ABOUT THIS EXERCISE:
Return every entry exactly. Leave nothing out.

== Segment start ==

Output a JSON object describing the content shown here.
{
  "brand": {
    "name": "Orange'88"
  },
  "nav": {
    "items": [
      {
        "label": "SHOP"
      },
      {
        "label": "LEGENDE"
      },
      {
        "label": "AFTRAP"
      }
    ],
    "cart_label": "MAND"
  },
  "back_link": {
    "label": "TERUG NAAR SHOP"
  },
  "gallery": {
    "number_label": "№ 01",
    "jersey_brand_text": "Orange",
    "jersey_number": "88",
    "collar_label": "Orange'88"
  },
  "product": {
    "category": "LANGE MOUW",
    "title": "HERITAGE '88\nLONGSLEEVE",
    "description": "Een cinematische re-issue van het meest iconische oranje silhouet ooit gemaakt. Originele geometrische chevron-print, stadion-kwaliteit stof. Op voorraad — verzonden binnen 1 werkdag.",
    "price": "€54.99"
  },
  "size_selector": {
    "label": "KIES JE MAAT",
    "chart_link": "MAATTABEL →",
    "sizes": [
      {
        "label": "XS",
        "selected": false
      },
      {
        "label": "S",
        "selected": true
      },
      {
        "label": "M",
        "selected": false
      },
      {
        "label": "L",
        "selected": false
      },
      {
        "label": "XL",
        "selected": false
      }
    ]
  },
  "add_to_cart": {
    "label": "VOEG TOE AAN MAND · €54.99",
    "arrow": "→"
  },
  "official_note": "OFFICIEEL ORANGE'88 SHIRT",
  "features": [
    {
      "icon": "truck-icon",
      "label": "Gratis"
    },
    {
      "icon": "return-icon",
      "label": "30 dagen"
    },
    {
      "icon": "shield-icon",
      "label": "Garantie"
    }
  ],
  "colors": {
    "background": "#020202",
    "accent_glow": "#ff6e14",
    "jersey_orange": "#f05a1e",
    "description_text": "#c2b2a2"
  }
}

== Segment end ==

ANSWER SECTION:
Output a JSON object describing the content shown here.
{
  "brand": {
    "name": "Orange'88"
  },
  "nav": {
    "items": [
      {
        "label": "SHOP"
      },
      {
        "label": "LEGENDE"
      },
      {
        "label": "AFTRAP"
      }
    ],
    "cart_label": "MAND"
  },
  "back_link": {
    "label": "TERUG NAAR SHOP"
  },
  "gallery": {
    "number_label": "№ 01",
    "jersey_brand_text": "Orange",
    "jersey_number": "88",
    "collar_label": "Orange'88"
  },
  "product": {
    "category": "LANGE MOUW",
    "title": "HERITAGE '88\nLONGSLEEVE",
    "description": "Een cinematische re-issue van het meest iconische oranje silhouet ooit gemaakt. Originele geometrische chevron-print, stadion-kwaliteit stof. Op voorraad — verzonden binnen 1 werkdag.",
    "price": "€54.99"
  },
  "size_selector": {
    "label": "KIES JE MAAT",
    "chart_link": "MAATTABEL →",
    "sizes": [
      {
        "label": "XS",
        "selected": false
      },
      {
        "label": "S",
        "selected": true
      },
      {
        "label": "M",
        "selected": false
      },
      {
        "label": "L",
        "selected": false
      },
      {
        "label": "XL",
        "selected": false
      }
    ]
  },
  "add_to_cart": {
    "label": "VOEG TOE AAN MAND · €54.99",
    "arrow": "→"
  },
  "official_note": "OFFICIEEL ORANGE'88 SHIRT",
  "features": [
    {
      "icon": "truck-icon",
      "label": "Gratis"
    },
    {
      "icon": "return-icon",
      "label": "30 dagen"
    },
    {
      "icon": "shield-icon",
      "label": "Garantie"
    }
  ],
  "colors": {
    "background": "#020202",
    "accent_glow": "#ff6e14",
    "jersey_orange": "#f05a1e",
    "description_text": "#c2b2a2"
  }
}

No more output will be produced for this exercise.